I’ve often felt an amplified sense of emotion in the high alpine. My experience this spring has been no different. While much of this trip has been filled with engaging research, enjoyable and relaxing times getting to know my teammates and our wonderful Sherpa staff, the last few days have been defined by a different character.
Things are getting serious and the mood around base camp has changed. Gone are the days of socializing without preoccupation. Everyone who’s still left here is consumed with their summit bids—sneakily asking around about weather reports, route conditions and the timing of everyone’s attempts. I also have to add that the recent death of Alexey Bolotov has really affected me. I’m not going to comment more on the fifth fatality of the season other than to say that I’m filled with sadness and thoughts for his friends and family.
We’re still eyeing weather forecasts daily, but things seem to be centering on a May 22nd or 23rd summit day. That means we’ll likely depart base camp tonight at around 2AM and climb straight to camp two. Then we’ll take a rest day before continuing to camps three and four in the following days. There has been much discussion about my use of oxygen and the accompanying risk and logistical challenges to make my summit bid as safe as possible. Safe, in this case, is a relative term. More on that later.
The biggest part of my safety net is my partner Nurbu, a 42-year-old Sherpa who is the most experienced member of our staff. Nurbu, originally from Nepal’s Rolwaling valley, now has a wife and seven year old daughter in Kathmandu. He describes his climbing history in broken English, the heavy smell of cigarettes apparent on his breath: “Fourteen times Everest, Lhotse, Cho Oyu, Shishapangma…” In a single year, he climbed five of the world’s highest mountains: Everest, Gasherbrum I and II, Broad Peak, and the North Ridge of Manaslu. Anyhow, despite his age and smoking, Nurbu is still strong as ever, and I trust his experience and judgment immensely. We’ve been hanging out a bit to get to know each other better, and I look forward to our partnership.
Oxygen does a lot of things. Fortunately, we usually don’t have to spend too much time wondering what they are. On the uppermost slopes of the world’s highest peaks—those few escarpments of rock and ice that jut well above 8000m—the effects of supplemental oxygen are enormous. Almost immediately after strapping on an oxygen mask and cranking their regulator to a liter or two per minute, climbers report feeling warmer and moving faster, not to mention improved mental function, appetite and ability to sleep.

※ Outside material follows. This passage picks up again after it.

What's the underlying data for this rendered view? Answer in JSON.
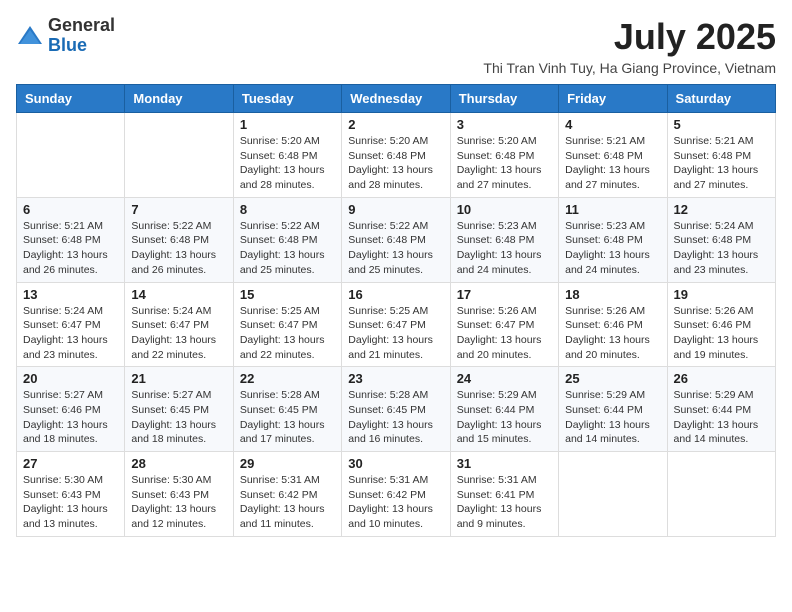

Going without this aid reveals these huge mountains to be the unforgiving and inhospitable places they truly are. It seems all too easy to forget these realities with the comforts of base camp and the support we all receive from Sherpas, experienced staff and modern technology.
I’m not sure what my motivations are or what my decision regarding oxygen will be. At the moment, I’ve committed to climbing to camp four before making any calls. If I feel mentally and physically capable of trying Lhotse without oxygen, that’s what I’ll do. It may be strange to put a priority on something so arbitrary as artificial oxygen over such tangibles: summit chances, comfort, fingers and toes, life itself. In this case, I place more value and ultimately derive more fulfillment in trying something that is genuinely challenging and uncertain for myself than to have it all figured out. I don’t always have these priorities—certainly not in climbing. Most of my climbs are well within my comfort zone and are more about experiencing cool places or sharing them with friends. In this case, the few times a year that I try something big, I’m exploring deeper things about myself that are harder to explain.
Around my junior year of high school, I started trying to win big races in cross country and track. By that point, I’d won a fair number of junior varsity races and had been around the block at the district and regional level. Winning states was the holy grail, but that demanded a different level of competitiveness. For one, you couldn’t just run away from the competition…you had to be extremely fit, outsmart the field, and get lucky. After high finishes in a few state championships, I started trying to make moves that defined the race instead of just letting things happen to me. After enough big cracks at a state championship, some filled with excruciating heartbreak, I was ready to execute. As a senior, I pounced with 400m to go in the indoor two mile. The race was fairly fast paced and had become a duel. My move was strong enough to suppress even the slightest response from my only remaining competitor. I crossed the line in 9:06, recording just 59 seconds over my last two laps.
It’s easy to get paralyzed by doubt, especially when the consequences for your actions are worse than embarrassing yourself at the state championship. This isn’t a contest, and I want to be clear that I don’t treat my climbs as athletic events, but I’m still ready to give myself a chance at something special and meaningful to me. That indoor season, I overcame shin problems, a concussion (!!) and during the state championship race itself, an agonizing stomach cramp that bothered me for a week after the race. My preparation during this expedition hasn’t been perfect, but I’ve been healthy this whole trip and I’m in a good overall state. I’m not ready to give up on a dream before I’ve given it a fair shot. I’m here to go into my personal unknown and make mature decisions. Steve House, perhaps the greatest alpinist of the modern era, described some of his routes not as death defying acts, but rather as relationships between himself and the world that were true, just yet to be revealed. Today, I have the tremendous opportunity and privilege to discover my relationship with the Himalaya, the greatest mountains in the world.